• **REQUIRED ACTION**
Whenever a line below holds the word "this", count it once; report the total and nothing else.

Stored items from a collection
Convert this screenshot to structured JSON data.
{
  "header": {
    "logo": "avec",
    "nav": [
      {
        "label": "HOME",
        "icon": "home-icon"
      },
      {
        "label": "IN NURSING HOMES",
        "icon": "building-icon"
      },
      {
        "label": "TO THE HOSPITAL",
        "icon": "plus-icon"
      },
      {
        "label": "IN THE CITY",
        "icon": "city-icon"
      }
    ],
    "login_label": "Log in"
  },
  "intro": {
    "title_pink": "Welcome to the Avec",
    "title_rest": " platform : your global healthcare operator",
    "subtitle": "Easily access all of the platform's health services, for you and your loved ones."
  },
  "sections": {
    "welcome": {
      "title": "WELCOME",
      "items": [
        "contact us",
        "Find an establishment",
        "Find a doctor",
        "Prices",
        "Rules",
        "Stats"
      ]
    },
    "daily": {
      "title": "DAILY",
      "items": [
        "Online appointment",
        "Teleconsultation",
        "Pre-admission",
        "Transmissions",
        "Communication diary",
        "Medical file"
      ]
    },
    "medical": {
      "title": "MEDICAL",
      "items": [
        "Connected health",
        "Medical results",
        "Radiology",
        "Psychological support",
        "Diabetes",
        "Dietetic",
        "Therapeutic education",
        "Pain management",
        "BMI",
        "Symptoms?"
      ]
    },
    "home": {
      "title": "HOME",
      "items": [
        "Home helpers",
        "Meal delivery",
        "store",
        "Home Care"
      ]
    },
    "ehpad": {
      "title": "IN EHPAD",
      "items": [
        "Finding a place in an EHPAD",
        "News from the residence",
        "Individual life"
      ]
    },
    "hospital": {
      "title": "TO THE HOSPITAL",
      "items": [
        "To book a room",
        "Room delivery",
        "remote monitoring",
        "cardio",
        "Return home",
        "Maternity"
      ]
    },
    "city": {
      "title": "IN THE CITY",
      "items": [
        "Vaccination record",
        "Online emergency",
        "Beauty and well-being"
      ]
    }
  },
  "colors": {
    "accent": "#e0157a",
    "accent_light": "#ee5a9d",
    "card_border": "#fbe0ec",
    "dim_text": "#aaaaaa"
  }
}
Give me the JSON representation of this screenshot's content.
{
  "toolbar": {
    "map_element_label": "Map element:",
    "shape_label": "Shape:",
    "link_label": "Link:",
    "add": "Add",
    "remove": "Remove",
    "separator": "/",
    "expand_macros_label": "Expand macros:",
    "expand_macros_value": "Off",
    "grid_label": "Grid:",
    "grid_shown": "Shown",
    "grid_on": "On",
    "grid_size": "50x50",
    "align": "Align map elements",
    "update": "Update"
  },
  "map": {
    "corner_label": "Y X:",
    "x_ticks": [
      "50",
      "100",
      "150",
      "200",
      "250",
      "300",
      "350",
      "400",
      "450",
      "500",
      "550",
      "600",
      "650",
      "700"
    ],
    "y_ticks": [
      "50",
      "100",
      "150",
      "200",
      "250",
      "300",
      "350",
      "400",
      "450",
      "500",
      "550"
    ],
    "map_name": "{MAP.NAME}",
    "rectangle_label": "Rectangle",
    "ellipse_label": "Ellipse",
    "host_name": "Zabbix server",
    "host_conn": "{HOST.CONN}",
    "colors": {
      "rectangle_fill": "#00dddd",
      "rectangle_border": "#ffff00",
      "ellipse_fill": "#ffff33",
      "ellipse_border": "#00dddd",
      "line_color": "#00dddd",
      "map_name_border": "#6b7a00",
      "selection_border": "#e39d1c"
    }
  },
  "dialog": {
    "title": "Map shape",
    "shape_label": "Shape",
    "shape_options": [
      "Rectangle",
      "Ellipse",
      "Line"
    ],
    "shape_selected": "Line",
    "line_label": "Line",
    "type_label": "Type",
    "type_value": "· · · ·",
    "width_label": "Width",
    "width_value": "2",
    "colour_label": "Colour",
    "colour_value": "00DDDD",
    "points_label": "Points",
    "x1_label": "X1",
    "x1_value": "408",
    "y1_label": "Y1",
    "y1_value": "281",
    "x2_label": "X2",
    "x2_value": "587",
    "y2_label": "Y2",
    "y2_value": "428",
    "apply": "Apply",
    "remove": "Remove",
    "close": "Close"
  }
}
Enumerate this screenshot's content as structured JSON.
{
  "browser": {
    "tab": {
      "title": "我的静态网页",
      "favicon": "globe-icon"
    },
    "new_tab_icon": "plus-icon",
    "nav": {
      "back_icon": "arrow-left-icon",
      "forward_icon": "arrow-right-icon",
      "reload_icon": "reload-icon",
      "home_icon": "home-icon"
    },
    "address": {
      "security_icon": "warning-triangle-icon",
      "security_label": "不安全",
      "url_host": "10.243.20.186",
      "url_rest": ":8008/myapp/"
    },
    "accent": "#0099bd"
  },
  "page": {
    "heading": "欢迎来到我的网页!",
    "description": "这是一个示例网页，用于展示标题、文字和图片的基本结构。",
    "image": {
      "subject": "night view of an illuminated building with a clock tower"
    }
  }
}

• **RESPONSE TO THE TASK**
3